You wrote to Alexander that you had tried some tasks and then had done some changes. What kind of changes had been done and why? We'd like to know if the students found all 4 classifications (tasks1.1.) and what you did if they didn't find? In the tasks 1.3. you ask the students to write "describe" different operations. Did you plan that the students would do these operations? Did your task about Clara help the students to come to the hyposethis? We think the tasks about Clara are useful but they will take the students away form the hyposethis? What about the result of research? Were there any different hyposethises? How many lessons did you use for this research? Did you like this way of teaching? What kind of problems did you face? What about students, their impression? Thank you.

Thank you for your feedback, as it is my first TA material, it is so useful for me. I'm sorry for not having answered earlier.

The changes I made were realted to organization. The tasks are the same but some are divided to get students to understand them better.

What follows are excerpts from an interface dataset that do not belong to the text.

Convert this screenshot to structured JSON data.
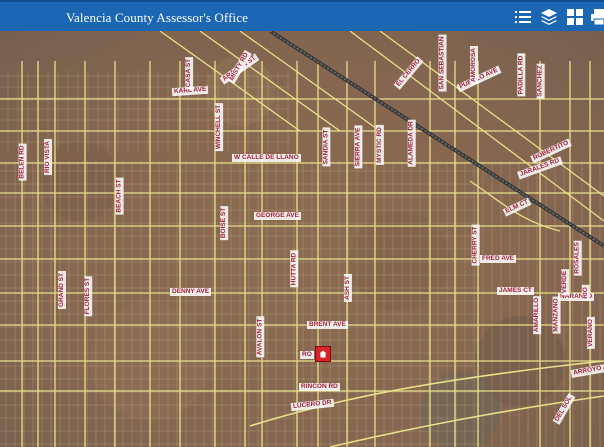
{
  "header": {
    "title": "Valencia County Assessor's Office",
    "icons": [
      "list-icon",
      "layers-icon",
      "basemap-gallery-icon",
      "print-icon"
    ]
  },
  "map": {
    "base_color": "#8a6a50",
    "road_color": "#e7e08a",
    "parcel_color": "#c9b98c",
    "selection_color": "#d8232a",
    "street_labels": {
      "karl": "KARL AVE",
      "calle_de_llano": "W CALLE DE LLANO",
      "george": "GEORGE AVE",
      "denny": "DENNY AVE",
      "brent": "BRENT AVE",
      "rincon": "RINCON RD",
      "lucero": "LUCERO DR",
      "fred": "FRED AVE",
      "james": "JAMES CT",
      "naranjo": "NARANJO",
      "arroyo": "ARROYO AVE",
      "flores": "FLORES ST",
      "grand": "GRAND ST",
      "avalon": "AVALON ST",
      "ash": "ASH ST",
      "hutta": "HUTTA RD",
      "boise": "BOISE ST",
      "winchell": "WINCHELL ST",
      "cherry": "CHERRY ST",
      "amarillo": "AMARILLO",
      "manzano": "MANZANO",
      "verde": "VERDE",
      "elm": "ELM CT",
      "jarales": "JARALES RD",
      "beach": "BEACH ST",
      "belen": "BELEN RD",
      "rio_vista": "RIO VISTA",
      "robertito": "ROBERTITO",
      "pueblo": "PUEBLO AVE",
      "san_sebastian": "SAN SEBASTIAN",
      "padilla": "PADILLA RD",
      "amorosa": "AMOROSA",
      "sanchez": "SANCHEZ",
      "aragon": "ARAGON ST",
      "casa": "CASA ST",
      "misty": "MISTY RD",
      "el_cerro": "EL CERRO",
      "sandia": "SANDIA ST",
      "sierra": "SIERRA AVE",
      "mystic": "MYSTIC RD",
      "alameda": "ALAMEDA DR",
      "rosales": "ROSALES",
      "rio": "RIO",
      "verano": "VERANO",
      "del_sol": "DEL SOL"
    },
    "selected_parcel_label": "RO"
  }
}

In task 1.1. my students didn't find "absolute value of the result". The other three were found by most of them and when they debated together comparing their results they completed them. I can't remember well what I did to help them, sorry. Perhaps I asked them to focus on how to get the value of the result.

In task 1.3. my plan wasn't students to calculate the operations they made. It was just thought to realize the number of possible combinations in operations in order to focus on the elements that can interfere in these different operations.

I think you are right about Clara's task. Perhaps it is better to work it in a separate way, just before to start with the tasks. I included it because I notice a problem in integer numbers operations about giving a name when a negative sign appears, is it a negative number or a substraction? But, I see what you mean, it is not well connected with the hypothesis.

Related to hypothesis, they started to focus on things that weren't relevant like odd and even numbers, and they wanted to use the same hypothesis for all the different operations. I told them to check their ideas with the cards from the bank before to write it down. When they compare their results with their classmates they realize that some hypothesis were stronger than others.

I use three lessons for the research, but as we are working with integer numbers all the year, I usually remember them to check their work.

I do like this way of teaching but I think I need to develop more materials and having more real lessons to feel comfortable with it. Also my students are not prepared to this way of learning because at the beginning they were so lost, but I think it is perfectly normal. The main problem was my students are used to ask for any question even before thinking about it. And also I am used to answer these questions, so changing the class model was the most difficult thing to do. However I think it's worth a try. At the end of the activity I think my students were getting used to working like this and I think the really understood how to operate with integer numbers.